**Activity:**
Could you repeat the whole listing below exactly as it stands?

Material to process Start Marker

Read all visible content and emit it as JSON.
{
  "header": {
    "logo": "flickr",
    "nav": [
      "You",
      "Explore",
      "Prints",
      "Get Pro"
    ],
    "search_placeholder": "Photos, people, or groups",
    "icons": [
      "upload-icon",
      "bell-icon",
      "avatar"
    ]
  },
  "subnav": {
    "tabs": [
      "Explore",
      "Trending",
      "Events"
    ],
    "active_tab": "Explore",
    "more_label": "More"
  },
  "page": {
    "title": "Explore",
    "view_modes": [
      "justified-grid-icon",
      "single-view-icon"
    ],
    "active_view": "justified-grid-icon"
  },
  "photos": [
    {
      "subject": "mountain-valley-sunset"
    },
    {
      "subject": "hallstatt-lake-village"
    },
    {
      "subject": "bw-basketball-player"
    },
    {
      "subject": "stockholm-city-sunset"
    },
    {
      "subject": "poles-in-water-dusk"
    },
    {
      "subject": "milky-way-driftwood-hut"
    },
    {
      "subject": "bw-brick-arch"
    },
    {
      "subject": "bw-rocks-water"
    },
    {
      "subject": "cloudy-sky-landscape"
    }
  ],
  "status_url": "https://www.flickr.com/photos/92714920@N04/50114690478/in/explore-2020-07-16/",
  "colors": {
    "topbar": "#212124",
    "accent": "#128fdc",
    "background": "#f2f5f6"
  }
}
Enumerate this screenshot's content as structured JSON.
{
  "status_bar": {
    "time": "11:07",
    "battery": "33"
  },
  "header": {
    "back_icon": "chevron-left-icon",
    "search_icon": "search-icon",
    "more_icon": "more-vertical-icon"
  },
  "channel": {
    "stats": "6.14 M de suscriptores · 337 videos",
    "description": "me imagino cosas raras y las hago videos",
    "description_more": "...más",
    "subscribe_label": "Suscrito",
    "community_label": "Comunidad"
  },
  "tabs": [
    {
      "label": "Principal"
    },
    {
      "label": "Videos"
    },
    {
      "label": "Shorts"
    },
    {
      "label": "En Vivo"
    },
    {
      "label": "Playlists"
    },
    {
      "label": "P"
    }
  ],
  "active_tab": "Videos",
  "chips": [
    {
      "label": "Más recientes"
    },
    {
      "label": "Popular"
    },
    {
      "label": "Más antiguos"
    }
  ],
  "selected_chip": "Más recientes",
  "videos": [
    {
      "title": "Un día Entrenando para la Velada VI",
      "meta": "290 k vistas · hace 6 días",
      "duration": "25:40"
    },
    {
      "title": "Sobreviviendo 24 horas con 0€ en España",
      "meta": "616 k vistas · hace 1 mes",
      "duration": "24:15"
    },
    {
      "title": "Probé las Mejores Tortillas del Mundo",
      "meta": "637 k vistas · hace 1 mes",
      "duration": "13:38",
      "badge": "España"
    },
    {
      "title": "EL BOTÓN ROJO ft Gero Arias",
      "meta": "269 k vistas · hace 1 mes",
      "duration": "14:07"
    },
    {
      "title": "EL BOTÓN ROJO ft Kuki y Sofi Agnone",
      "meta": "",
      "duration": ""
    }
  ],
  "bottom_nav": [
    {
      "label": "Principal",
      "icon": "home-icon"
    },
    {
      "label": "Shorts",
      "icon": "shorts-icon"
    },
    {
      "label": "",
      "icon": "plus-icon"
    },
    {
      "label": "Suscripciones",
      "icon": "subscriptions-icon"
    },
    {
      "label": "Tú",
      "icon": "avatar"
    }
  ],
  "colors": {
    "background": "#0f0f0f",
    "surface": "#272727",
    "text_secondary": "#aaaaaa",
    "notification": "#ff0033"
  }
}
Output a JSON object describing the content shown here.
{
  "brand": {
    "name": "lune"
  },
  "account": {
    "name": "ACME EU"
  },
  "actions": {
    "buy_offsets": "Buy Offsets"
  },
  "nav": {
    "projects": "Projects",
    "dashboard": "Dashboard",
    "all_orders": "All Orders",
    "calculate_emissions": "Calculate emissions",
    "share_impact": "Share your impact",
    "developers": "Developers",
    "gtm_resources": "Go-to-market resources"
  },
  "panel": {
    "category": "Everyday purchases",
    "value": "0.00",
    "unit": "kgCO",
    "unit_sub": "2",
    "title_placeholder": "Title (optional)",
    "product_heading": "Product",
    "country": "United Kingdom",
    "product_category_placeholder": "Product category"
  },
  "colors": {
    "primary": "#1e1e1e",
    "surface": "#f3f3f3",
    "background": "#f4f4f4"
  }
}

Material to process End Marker

**Answer for this exercise:**
Read all visible content and emit it as JSON.
{
  "header": {
    "logo": "flickr",
    "nav": [
      "You",
      "Explore",
      "Prints",
      "Get Pro"
    ],
    "search_placeholder": "Photos, people, or groups",
    "icons": [
      "upload-icon",
      "bell-icon",
      "avatar"
    ]
  },
  "subnav": {
    "tabs": [
      "Explore",
      "Trending",
      "Events"
    ],
    "active_tab": "Explore",
    "more_label": "More"
  },
  "page": {
    "title": "Explore",
    "view_modes": [
      "justified-grid-icon",
      "single-view-icon"
    ],
    "active_view": "justified-grid-icon"
  },
  "photos": [
    {
      "subject": "mountain-valley-sunset"
    },
    {
      "subject": "hallstatt-lake-village"
    },
    {
      "subject": "bw-basketball-player"
    },
    {
      "subject": "stockholm-city-sunset"
    },
    {
      "subject": "poles-in-water-dusk"
    },
    {
      "subject": "milky-way-driftwood-hut"
    },
    {
      "subject": "bw-brick-arch"
    },
    {
      "subject": "bw-rocks-water"
    },
    {
      "subject": "cloudy-sky-landscape"
    }
  ],
  "status_url": "https://www.flickr.com/photos/92714920@N04/50114690478/in/explore-2020-07-16/",
  "colors": {
    "topbar": "#212124",
    "accent": "#128fdc",
    "background": "#f2f5f6"
  }
}
Enumerate this screenshot's content as structured JSON.
{
  "status_bar": {
    "time": "11:07",
    "battery": "33"
  },
  "header": {
    "back_icon": "chevron-left-icon",
    "search_icon": "search-icon",
    "more_icon": "more-vertical-icon"
  },
  "channel": {
    "stats": "6.14 M de suscriptores · 337 videos",
    "description": "me imagino cosas raras y las hago videos",
    "description_more": "...más",
    "subscribe_label": "Suscrito",
    "community_label": "Comunidad"
  },
  "tabs": [
    {
      "label": "Principal"
    },
    {
      "label": "Videos"
    },
    {
      "label": "Shorts"
    },
    {
      "label": "En Vivo"
    },
    {
      "label": "Playlists"
    },
    {
      "label": "P"
    }
  ],
  "active_tab": "Videos",
  "chips": [
    {
      "label": "Más recientes"
    },
    {
      "label": "Popular"
    },
    {
      "label": "Más antiguos"
    }
  ],
  "selected_chip": "Más recientes",
  "videos": [
    {
      "title": "Un día Entrenando para la Velada VI",
      "meta": "290 k vistas · hace 6 días",
      "duration": "25:40"
    },
    {
      "title": "Sobreviviendo 24 horas con 0€ en España",
      "meta": "616 k vistas · hace 1 mes",
      "duration": "24:15"
    },
    {
      "title": "Probé las Mejores Tortillas del Mundo",
      "meta": "637 k vistas · hace 1 mes",
      "duration": "13:38",
      "badge": "España"
    },
    {
      "title": "EL BOTÓN ROJO ft Gero Arias",
      "meta": "269 k vistas · hace 1 mes",
      "duration": "14:07"
    },
    {
      "title": "EL BOTÓN ROJO ft Kuki y Sofi Agnone",
      "meta": "",
      "duration": ""
    }
  ],
  "bottom_nav": [
    {
      "label": "Principal",
      "icon": "home-icon"
    },
    {
      "label": "Shorts",
      "icon": "shorts-icon"
    },
    {
      "label": "",
      "icon": "plus-icon"
    },
    {
      "label": "Suscripciones",
      "icon": "subscriptions-icon"
    },
    {
      "label": "Tú",
      "icon": "avatar"
    }
  ],
  "colors": {
    "background": "#0f0f0f",
    "surface": "#272727",
    "text_secondary": "#aaaaaa",
    "notification": "#ff0033"
  }
}
Output a JSON object describing the content shown here.
{
  "brand": {
    "name": "lune"
  },
  "account": {
    "name": "ACME EU"
  },
  "actions": {
    "buy_offsets": "Buy Offsets"
  },
  "nav": {
    "projects": "Projects",
    "dashboard": "Dashboard",
    "all_orders": "All Orders",
    "calculate_emissions": "Calculate emissions",
    "share_impact": "Share your impact",
    "developers": "Developers",
    "gtm_resources": "Go-to-market resources"
  },
  "panel": {
    "category": "Everyday purchases",
    "value": "0.00",
    "unit": "kgCO",
    "unit_sub": "2",
    "title_placeholder": "Title (optional)",
    "product_heading": "Product",
    "country": "United Kingdom",
    "product_category_placeholder": "Product category"
  },
  "colors": {
    "primary": "#1e1e1e",
    "surface": "#f3f3f3",
    "background": "#f4f4f4"
  }
}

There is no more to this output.